When to Buy?

I was on a plane flying somewhere the other day and I happened to be seated next to someone who ran consumer sales for a large Multi-National Corporation. We had a great conversation about technology and discussed his specific focus on client computing. During the course of the conversation we talked about what computers we carried around, what we had at home and some of the exciting things happening in the mobile space. To keep a long story short we debated the best time to buy something. One of the dangers of being an Intel employee is you always know there is something great coming right around the corner. It can create paralysis when deciding to buy that next computer for my wife or that next mobile device for one of my two daughters. Buy today and Nehalem is coming tomorrow. Buy tomorrow and 32 nm products are coming soon after. When I apply this thinking to my position in the Server group I realize that system admins and IT professionals are making the same sorts of decisions everyday. The difference is their penalties for waiting are much more severe. They could lose profit, lose share or but their existence in jeopardy if they make the decision to wait and fall behind their competitors. Likewise, if they are on the leading edge with their technology purchases and can not extract value for that then they are exposing themselves in that they have wasted opportunity cost. Now if I decide to not buy my wife and my kids a new computer the consequences are severe but not quite visible on the bottom line of a balance sheet. I have also not seen the downside of buying them a new computer ahead of their normal replacement cycle. I'm sure there is a lesson in there somewhere but I don't have time to dig for it.
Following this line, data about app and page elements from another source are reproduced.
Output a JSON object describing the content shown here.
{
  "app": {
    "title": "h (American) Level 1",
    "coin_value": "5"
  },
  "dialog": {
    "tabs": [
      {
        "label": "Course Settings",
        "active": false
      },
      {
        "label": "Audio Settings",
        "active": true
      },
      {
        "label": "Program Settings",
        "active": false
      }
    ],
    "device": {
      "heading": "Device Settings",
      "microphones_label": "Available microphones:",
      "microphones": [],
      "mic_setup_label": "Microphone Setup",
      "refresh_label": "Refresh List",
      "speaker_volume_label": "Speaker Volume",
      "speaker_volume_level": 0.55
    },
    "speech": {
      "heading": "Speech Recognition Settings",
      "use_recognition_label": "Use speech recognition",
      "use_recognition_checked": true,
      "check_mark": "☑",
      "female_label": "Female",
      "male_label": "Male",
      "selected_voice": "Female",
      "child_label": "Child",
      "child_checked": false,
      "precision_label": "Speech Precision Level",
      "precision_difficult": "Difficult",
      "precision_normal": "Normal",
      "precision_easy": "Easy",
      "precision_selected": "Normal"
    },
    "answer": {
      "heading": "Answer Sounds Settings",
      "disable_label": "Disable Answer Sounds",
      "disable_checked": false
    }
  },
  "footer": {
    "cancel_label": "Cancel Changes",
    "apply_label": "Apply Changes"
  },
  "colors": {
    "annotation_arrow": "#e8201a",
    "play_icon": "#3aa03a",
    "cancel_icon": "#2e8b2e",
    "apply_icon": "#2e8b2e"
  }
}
When we looked at this phenomenon in the Enterprise we wanted to minimize the risk of being a leading technology adopter. That meant trying to find a way that our customers could adopt server technology today and extend and blend the use of that technology in the future with their next generation hardware. One example of this would be what we have done for years with the Intel Architecture. The very nature of the instruction sets that we develop allow old and new software alike to run on next generation hardware. As enterprises evolve and virtualization grows in it’s adoption we developed another feature called FlexMigration that allows someone to start virtualization pools with today’s hardware and grow the size of the pool with the next generation hardware that we will be delivering soon. It is amazing the positive feedback we have received from a feature that in essence isn’t about a performance enhancement (Intel’s Moore's Law) but is rather about giving them better investment protection. Look for more of these types of advancements from Intel in the future because while we realize the need for absolute performance leadership in all segments, we also know that there are features just as important to an IT professional when it comes to the bottom line.